*GIVEN ENTRIES:*
-----
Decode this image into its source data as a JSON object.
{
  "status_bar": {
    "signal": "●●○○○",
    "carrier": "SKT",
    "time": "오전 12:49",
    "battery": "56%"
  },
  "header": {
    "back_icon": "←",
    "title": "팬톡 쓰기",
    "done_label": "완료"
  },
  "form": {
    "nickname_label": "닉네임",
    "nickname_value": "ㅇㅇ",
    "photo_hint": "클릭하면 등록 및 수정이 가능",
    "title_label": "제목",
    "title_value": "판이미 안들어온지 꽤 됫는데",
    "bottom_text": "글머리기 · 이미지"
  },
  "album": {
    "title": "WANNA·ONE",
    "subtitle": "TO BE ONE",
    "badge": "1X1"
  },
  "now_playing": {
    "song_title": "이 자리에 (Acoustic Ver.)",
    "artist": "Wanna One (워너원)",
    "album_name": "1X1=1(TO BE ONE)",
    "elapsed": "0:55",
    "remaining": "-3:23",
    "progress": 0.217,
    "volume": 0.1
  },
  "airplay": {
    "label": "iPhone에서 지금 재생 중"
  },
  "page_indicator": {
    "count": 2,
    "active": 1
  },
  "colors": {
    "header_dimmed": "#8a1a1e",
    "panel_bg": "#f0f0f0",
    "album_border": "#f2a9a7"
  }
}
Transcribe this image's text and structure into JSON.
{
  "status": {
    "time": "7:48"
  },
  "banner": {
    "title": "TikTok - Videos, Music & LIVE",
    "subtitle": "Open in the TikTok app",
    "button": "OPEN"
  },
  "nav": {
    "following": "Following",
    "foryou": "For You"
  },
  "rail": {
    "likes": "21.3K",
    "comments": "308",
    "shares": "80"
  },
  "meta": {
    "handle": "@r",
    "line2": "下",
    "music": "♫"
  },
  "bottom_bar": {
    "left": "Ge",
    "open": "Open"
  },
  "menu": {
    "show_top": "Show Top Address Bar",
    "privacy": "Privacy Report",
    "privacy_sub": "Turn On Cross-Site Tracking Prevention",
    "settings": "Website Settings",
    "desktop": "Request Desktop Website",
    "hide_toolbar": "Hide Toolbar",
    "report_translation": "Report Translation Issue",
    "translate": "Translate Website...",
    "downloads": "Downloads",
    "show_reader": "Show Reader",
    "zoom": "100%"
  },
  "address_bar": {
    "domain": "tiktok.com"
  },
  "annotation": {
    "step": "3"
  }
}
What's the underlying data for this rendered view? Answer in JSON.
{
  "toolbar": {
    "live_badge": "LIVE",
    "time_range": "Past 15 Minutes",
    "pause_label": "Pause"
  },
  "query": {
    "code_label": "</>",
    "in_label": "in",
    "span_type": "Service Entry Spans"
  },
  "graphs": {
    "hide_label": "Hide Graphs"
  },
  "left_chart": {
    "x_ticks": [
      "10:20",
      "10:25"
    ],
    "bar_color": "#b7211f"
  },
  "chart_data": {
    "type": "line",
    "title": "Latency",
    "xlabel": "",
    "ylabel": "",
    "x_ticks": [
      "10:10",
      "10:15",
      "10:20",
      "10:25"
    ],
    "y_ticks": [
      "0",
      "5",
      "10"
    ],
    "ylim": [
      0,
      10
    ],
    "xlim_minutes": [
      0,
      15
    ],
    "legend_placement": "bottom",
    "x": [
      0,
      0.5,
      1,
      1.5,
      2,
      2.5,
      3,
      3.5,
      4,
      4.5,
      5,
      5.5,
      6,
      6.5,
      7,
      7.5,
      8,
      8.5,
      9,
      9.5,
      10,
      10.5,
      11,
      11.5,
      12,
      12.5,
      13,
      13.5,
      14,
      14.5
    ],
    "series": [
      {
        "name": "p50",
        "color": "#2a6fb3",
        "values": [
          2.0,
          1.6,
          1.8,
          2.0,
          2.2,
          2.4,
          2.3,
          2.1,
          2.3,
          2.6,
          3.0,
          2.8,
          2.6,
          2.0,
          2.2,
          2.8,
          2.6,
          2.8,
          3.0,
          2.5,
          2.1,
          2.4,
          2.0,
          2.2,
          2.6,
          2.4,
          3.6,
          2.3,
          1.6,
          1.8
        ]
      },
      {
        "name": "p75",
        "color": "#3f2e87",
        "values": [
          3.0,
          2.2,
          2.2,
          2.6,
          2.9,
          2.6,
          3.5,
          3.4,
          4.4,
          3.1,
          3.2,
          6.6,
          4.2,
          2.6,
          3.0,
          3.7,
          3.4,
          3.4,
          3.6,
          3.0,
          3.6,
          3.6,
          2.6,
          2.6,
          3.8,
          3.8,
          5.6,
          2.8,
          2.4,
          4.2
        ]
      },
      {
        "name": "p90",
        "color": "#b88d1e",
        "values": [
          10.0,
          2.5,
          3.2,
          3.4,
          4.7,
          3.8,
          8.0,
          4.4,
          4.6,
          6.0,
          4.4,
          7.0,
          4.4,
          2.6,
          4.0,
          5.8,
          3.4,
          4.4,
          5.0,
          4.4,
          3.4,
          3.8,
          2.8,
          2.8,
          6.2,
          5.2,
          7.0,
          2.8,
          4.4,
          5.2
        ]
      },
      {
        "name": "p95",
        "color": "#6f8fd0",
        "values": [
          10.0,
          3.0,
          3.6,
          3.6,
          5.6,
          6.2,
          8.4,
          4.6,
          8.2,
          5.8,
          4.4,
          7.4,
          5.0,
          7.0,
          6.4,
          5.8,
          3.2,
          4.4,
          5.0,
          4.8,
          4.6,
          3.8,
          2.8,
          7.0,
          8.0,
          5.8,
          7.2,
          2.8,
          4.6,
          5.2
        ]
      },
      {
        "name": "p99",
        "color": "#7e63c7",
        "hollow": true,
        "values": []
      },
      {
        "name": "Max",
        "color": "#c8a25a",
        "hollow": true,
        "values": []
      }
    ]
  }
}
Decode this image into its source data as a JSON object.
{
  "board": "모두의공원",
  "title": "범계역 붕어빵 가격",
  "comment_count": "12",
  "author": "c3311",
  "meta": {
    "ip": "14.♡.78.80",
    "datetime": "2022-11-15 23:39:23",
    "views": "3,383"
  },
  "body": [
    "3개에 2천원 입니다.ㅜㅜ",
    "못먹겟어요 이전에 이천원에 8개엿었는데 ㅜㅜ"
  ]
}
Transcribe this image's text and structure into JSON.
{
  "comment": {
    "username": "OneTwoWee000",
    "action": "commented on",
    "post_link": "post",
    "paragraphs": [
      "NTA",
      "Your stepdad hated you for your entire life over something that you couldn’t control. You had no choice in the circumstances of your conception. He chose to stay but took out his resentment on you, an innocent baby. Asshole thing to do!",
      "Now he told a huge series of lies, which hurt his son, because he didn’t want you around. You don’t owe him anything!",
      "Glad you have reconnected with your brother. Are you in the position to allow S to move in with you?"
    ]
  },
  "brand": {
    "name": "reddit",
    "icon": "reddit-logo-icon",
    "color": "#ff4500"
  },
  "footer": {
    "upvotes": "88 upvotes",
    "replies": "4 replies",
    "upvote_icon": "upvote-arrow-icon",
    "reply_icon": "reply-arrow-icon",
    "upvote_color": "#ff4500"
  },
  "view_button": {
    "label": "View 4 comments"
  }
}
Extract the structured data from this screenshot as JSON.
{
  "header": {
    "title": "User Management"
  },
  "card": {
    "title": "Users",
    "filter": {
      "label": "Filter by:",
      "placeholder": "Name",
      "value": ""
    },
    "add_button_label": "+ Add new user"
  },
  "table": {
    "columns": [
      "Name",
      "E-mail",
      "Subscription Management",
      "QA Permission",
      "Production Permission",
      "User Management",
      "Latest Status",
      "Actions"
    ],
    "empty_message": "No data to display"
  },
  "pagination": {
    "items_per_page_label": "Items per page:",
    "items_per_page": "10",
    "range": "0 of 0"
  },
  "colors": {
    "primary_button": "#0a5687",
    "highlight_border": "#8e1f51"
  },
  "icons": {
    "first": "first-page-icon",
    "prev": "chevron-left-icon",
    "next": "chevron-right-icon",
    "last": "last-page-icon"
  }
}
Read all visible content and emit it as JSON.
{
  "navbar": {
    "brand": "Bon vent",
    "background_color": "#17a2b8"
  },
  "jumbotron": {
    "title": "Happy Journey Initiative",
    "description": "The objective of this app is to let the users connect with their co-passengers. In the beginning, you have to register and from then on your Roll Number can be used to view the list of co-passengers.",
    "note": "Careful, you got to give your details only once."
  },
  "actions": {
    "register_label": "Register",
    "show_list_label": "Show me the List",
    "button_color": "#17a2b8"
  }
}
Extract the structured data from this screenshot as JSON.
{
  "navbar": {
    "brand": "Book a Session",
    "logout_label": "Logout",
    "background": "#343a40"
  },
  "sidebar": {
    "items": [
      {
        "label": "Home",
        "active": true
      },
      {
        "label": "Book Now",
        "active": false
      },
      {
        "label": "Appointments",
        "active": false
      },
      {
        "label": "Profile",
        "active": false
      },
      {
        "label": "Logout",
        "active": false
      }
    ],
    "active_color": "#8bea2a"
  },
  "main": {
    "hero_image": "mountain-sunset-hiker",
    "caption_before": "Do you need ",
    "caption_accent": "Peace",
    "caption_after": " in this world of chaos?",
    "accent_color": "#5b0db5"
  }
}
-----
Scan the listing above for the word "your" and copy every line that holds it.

*THE COMPLETED TASK:*
      "Your stepdad hated you for your entire life over something that you couldn’t control. You had no choice in the circumstances of your conception. He chose to stay but took out his resentment on you, an innocent baby. Asshole thing to do!",
      "Glad you have reconnected with your brother. Are you in the position to allow S to move in with you?"
    "description": "The objective of this app is to let the users connect with their co-passengers. In the beginning, you have to register and from then on your Roll Number can be used to view the list of co-passengers.",
    "note": "Careful, you got to give your details only once."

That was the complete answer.